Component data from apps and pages
__________________________________________________

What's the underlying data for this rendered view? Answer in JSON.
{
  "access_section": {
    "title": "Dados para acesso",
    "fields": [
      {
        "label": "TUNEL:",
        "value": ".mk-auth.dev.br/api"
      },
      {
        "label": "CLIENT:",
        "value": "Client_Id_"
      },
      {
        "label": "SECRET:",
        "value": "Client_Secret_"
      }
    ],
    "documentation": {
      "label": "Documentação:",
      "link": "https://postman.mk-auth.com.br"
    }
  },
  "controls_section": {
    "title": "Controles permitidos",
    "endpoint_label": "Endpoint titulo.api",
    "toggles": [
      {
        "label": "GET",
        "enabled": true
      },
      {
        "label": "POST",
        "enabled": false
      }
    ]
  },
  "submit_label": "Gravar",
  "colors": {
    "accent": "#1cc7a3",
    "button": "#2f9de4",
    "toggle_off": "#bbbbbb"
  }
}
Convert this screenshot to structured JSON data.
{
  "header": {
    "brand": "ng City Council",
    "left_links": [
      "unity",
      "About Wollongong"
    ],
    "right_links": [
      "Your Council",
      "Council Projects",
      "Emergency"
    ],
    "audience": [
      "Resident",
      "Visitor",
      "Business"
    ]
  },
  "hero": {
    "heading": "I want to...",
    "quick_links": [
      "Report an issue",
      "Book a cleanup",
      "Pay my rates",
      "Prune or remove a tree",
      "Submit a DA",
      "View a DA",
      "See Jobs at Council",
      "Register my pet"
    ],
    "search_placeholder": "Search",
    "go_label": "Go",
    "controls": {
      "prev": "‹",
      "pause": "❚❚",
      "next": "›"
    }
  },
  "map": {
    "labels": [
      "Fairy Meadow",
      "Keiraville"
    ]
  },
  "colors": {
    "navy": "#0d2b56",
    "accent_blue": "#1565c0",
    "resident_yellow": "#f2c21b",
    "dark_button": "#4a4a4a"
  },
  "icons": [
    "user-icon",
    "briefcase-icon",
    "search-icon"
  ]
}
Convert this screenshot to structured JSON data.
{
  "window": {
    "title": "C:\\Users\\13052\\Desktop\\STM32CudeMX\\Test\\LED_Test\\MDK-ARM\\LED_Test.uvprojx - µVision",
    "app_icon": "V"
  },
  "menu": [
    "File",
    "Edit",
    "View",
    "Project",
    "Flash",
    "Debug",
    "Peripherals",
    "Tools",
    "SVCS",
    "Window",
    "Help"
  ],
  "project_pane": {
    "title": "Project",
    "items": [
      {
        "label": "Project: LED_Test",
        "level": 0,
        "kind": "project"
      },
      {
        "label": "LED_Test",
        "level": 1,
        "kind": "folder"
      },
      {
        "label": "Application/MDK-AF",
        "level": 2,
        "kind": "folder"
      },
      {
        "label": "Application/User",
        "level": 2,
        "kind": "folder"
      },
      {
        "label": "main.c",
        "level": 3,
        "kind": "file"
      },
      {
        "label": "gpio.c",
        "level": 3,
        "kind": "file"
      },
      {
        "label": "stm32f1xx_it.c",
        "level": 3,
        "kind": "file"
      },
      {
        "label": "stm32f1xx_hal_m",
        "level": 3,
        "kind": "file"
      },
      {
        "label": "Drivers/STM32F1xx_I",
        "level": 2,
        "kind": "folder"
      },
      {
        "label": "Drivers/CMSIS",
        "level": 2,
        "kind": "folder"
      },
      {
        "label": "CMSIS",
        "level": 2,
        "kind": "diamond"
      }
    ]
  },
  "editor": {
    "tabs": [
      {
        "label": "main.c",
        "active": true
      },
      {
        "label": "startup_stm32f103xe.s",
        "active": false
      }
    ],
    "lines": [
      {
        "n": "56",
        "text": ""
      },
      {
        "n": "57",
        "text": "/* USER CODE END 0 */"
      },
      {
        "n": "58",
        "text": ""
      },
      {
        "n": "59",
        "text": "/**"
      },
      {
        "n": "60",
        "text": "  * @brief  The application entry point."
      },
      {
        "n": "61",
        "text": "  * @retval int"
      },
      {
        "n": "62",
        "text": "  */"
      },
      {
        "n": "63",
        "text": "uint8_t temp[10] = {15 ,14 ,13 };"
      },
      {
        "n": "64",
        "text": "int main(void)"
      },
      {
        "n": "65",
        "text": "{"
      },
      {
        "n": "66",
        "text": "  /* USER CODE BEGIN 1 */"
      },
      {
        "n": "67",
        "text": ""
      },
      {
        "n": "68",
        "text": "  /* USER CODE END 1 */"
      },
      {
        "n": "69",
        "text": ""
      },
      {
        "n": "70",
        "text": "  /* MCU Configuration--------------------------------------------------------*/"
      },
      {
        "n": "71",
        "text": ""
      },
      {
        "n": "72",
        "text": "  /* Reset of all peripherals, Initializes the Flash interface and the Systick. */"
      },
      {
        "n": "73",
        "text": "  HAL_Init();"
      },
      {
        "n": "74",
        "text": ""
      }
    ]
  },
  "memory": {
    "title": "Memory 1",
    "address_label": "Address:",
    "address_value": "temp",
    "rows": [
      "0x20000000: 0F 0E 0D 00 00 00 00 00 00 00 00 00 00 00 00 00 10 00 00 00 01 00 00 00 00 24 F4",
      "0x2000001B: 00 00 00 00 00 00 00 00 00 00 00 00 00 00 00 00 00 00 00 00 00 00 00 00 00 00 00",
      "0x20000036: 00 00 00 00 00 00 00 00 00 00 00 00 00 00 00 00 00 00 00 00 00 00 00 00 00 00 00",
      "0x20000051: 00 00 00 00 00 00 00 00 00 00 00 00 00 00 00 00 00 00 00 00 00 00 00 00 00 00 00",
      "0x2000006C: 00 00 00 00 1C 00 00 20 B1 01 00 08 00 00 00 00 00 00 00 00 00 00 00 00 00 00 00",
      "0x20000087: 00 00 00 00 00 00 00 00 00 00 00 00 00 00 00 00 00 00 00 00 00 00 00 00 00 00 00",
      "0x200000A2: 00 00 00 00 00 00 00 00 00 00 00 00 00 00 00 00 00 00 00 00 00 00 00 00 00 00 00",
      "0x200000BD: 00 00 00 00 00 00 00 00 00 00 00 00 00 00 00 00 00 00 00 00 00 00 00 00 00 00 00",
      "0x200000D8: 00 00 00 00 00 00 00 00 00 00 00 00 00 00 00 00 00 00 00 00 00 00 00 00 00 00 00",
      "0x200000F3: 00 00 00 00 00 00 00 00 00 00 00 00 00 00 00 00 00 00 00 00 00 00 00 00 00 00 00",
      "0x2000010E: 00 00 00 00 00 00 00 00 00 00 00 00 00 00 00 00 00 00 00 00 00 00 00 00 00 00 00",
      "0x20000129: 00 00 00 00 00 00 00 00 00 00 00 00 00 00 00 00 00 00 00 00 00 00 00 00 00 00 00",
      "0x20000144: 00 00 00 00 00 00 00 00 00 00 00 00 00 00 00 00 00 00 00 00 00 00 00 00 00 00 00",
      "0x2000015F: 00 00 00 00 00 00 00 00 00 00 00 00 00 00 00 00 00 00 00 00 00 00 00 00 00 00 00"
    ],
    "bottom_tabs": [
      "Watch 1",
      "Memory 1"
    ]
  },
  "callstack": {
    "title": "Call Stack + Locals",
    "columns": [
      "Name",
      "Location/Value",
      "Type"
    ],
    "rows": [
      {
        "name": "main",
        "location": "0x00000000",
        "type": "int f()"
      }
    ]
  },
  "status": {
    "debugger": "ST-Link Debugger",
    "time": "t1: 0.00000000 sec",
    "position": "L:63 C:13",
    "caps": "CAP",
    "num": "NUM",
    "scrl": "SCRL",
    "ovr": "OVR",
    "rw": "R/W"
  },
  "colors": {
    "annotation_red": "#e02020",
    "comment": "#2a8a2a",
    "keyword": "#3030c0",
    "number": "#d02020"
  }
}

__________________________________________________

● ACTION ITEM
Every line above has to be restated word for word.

● RESPONSE BOX
What's the underlying data for this rendered view? Answer in JSON.
{
  "access_section": {
    "title": "Dados para acesso",
    "fields": [
      {
        "label": "TUNEL:",
        "value": ".mk-auth.dev.br/api"
      },
      {
        "label": "CLIENT:",
        "value": "Client_Id_"
      },
      {
        "label": "SECRET:",
        "value": "Client_Secret_"
      }
    ],
    "documentation": {
      "label": "Documentação:",
      "link": "https://postman.mk-auth.com.br"
    }
  },
  "controls_section": {
    "title": "Controles permitidos",
    "endpoint_label": "Endpoint titulo.api",
    "toggles": [
      {
        "label": "GET",
        "enabled": true
      },
      {
        "label": "POST",
        "enabled": false
      }
    ]
  },
  "submit_label": "Gravar",
  "colors": {
    "accent": "#1cc7a3",
    "button": "#2f9de4",
    "toggle_off": "#bbbbbb"
  }
}
Convert this screenshot to structured JSON data.
{
  "header": {
    "brand": "ng City Council",
    "left_links": [
      "unity",
      "About Wollongong"
    ],
    "right_links": [
      "Your Council",
      "Council Projects",
      "Emergency"
    ],
    "audience": [
      "Resident",
      "Visitor",
      "Business"
    ]
  },
  "hero": {
    "heading": "I want to...",
    "quick_links": [
      "Report an issue",
      "Book a cleanup",
      "Pay my rates",
      "Prune or remove a tree",
      "Submit a DA",
      "View a DA",
      "See Jobs at Council",
      "Register my pet"
    ],
    "search_placeholder": "Search",
    "go_label": "Go",
    "controls": {
      "prev": "‹",
      "pause": "❚❚",
      "next": "›"
    }
  },
  "map": {
    "labels": [
      "Fairy Meadow",
      "Keiraville"
    ]
  },
  "colors": {
    "navy": "#0d2b56",
    "accent_blue": "#1565c0",
    "resident_yellow": "#f2c21b",
    "dark_button": "#4a4a4a"
  },
  "icons": [
    "user-icon",
    "briefcase-icon",
    "search-icon"
  ]
}
Convert this screenshot to structured JSON data.
{
  "window": {
    "title": "C:\\Users\\13052\\Desktop\\STM32CudeMX\\Test\\LED_Test\\MDK-ARM\\LED_Test.uvprojx - µVision",
    "app_icon": "V"
  },
  "menu": [
    "File",
    "Edit",
    "View",
    "Project",
    "Flash",
    "Debug",
    "Peripherals",
    "Tools",
    "SVCS",
    "Window",
    "Help"
  ],
  "project_pane": {
    "title": "Project",
    "items": [
      {
        "label": "Project: LED_Test",
        "level": 0,
        "kind": "project"
      },
      {
        "label": "LED_Test",
        "level": 1,
        "kind": "folder"
      },
      {
        "label": "Application/MDK-AF",
        "level": 2,
        "kind": "folder"
      },
      {
        "label": "Application/User",
        "level": 2,
        "kind": "folder"
      },
      {
        "label": "main.c",
        "level": 3,
        "kind": "file"
      },
      {
        "label": "gpio.c",
        "level": 3,
        "kind": "file"
      },
      {
        "label": "stm32f1xx_it.c",
        "level": 3,
        "kind": "file"
      },
      {
        "label": "stm32f1xx_hal_m",
        "level": 3,
        "kind": "file"
      },
      {
        "label": "Drivers/STM32F1xx_I",
        "level": 2,
        "kind": "folder"
      },
      {
        "label": "Drivers/CMSIS",
        "level": 2,
        "kind": "folder"
      },
      {
        "label": "CMSIS",
        "level": 2,
        "kind": "diamond"
      }
    ]
  },
  "editor": {
    "tabs": [
      {
        "label": "main.c",
        "active": true
      },
      {
        "label": "startup_stm32f103xe.s",
        "active": false
      }
    ],
    "lines": [
      {
        "n": "56",
        "text": ""
      },
      {
        "n": "57",
        "text": "/* USER CODE END 0 */"
      },
      {
        "n": "58",
        "text": ""
      },
      {
        "n": "59",
        "text": "/**"
      },
      {
        "n": "60",
        "text": "  * @brief  The application entry point."
      },
      {
        "n": "61",
        "text": "  * @retval int"
      },
      {
        "n": "62",
        "text": "  */"
      },
      {
        "n": "63",
        "text": "uint8_t temp[10] = {15 ,14 ,13 };"
      },
      {
        "n": "64",
        "text": "int main(void)"
      },
      {
        "n": "65",
        "text": "{"
      },
      {
        "n": "66",
        "text": "  /* USER CODE BEGIN 1 */"
      },
      {
        "n": "67",
        "text": ""
      },
      {
        "n": "68",
        "text": "  /* USER CODE END 1 */"
      },
      {
        "n": "69",
        "text": ""
      },
      {
        "n": "70",
        "text": "  /* MCU Configuration--------------------------------------------------------*/"
      },
      {
        "n": "71",
        "text": ""
      },
      {
        "n": "72",
        "text": "  /* Reset of all peripherals, Initializes the Flash interface and the Systick. */"
      },
      {
        "n": "73",
        "text": "  HAL_Init();"
      },
      {
        "n": "74",
        "text": ""
      }
    ]
  },
  "memory": {
    "title": "Memory 1",
    "address_label": "Address:",
    "address_value": "temp",
    "rows": [
      "0x20000000: 0F 0E 0D 00 00 00 00 00 00 00 00 00 00 00 00 00 10 00 00 00 01 00 00 00 00 24 F4",
      "0x2000001B: 00 00 00 00 00 00 00 00 00 00 00 00 00 00 00 00 00 00 00 00 00 00 00 00 00 00 00",
      "0x20000036: 00 00 00 00 00 00 00 00 00 00 00 00 00 00 00 00 00 00 00 00 00 00 00 00 00 00 00",
      "0x20000051: 00 00 00 00 00 00 00 00 00 00 00 00 00 00 00 00 00 00 00 00 00 00 00 00 00 00 00",
      "0x2000006C: 00 00 00 00 1C 00 00 20 B1 01 00 08 00 00 00 00 00 00 00 00 00 00 00 00 00 00 00",
      "0x20000087: 00 00 00 00 00 00 00 00 00 00 00 00 00 00 00 00 00 00 00 00 00 00 00 00 00 00 00",
      "0x200000A2: 00 00 00 00 00 00 00 00 00 00 00 00 00 00 00 00 00 00 00 00 00 00 00 00 00 00 00",
      "0x200000BD: 00 00 00 00 00 00 00 00 00 00 00 00 00 00 00 00 00 00 00 00 00 00 00 00 00 00 00",
      "0x200000D8: 00 00 00 00 00 00 00 00 00 00 00 00 00 00 00 00 00 00 00 00 00 00 00 00 00 00 00",
      "0x200000F3: 00 00 00 00 00 00 00 00 00 00 00 00 00 00 00 00 00 00 00 00 00 00 00 00 00 00 00",
      "0x2000010E: 00 00 00 00 00 00 00 00 00 00 00 00 00 00 00 00 00 00 00 00 00 00 00 00 00 00 00",
      "0x20000129: 00 00 00 00 00 00 00 00 00 00 00 00 00 00 00 00 00 00 00 00 00 00 00 00 00 00 00",
      "0x20000144: 00 00 00 00 00 00 00 00 00 00 00 00 00 00 00 00 00 00 00 00 00 00 00 00 00 00 00",
      "0x2000015F: 00 00 00 00 00 00 00 00 00 00 00 00 00 00 00 00 00 00 00 00 00 00 00 00 00 00 00"
    ],
    "bottom_tabs": [
      "Watch 1",
      "Memory 1"
    ]
  },
  "callstack": {
    "title": "Call Stack + Locals",
    "columns": [
      "Name",
      "Location/Value",
      "Type"
    ],
    "rows": [
      {
        "name": "main",
        "location": "0x00000000",
        "type": "int f()"
      }
    ]
  },
  "status": {
    "debugger": "ST-Link Debugger",
    "time": "t1: 0.00000000 sec",
    "position": "L:63 C:13",
    "caps": "CAP",
    "num": "NUM",
    "scrl": "SCRL",
    "ovr": "OVR",
    "rw": "R/W"
  },
  "colors": {
    "annotation_red": "#e02020",
    "comment": "#2a8a2a",
    "keyword": "#3030c0",
    "number": "#d02020"
  }
}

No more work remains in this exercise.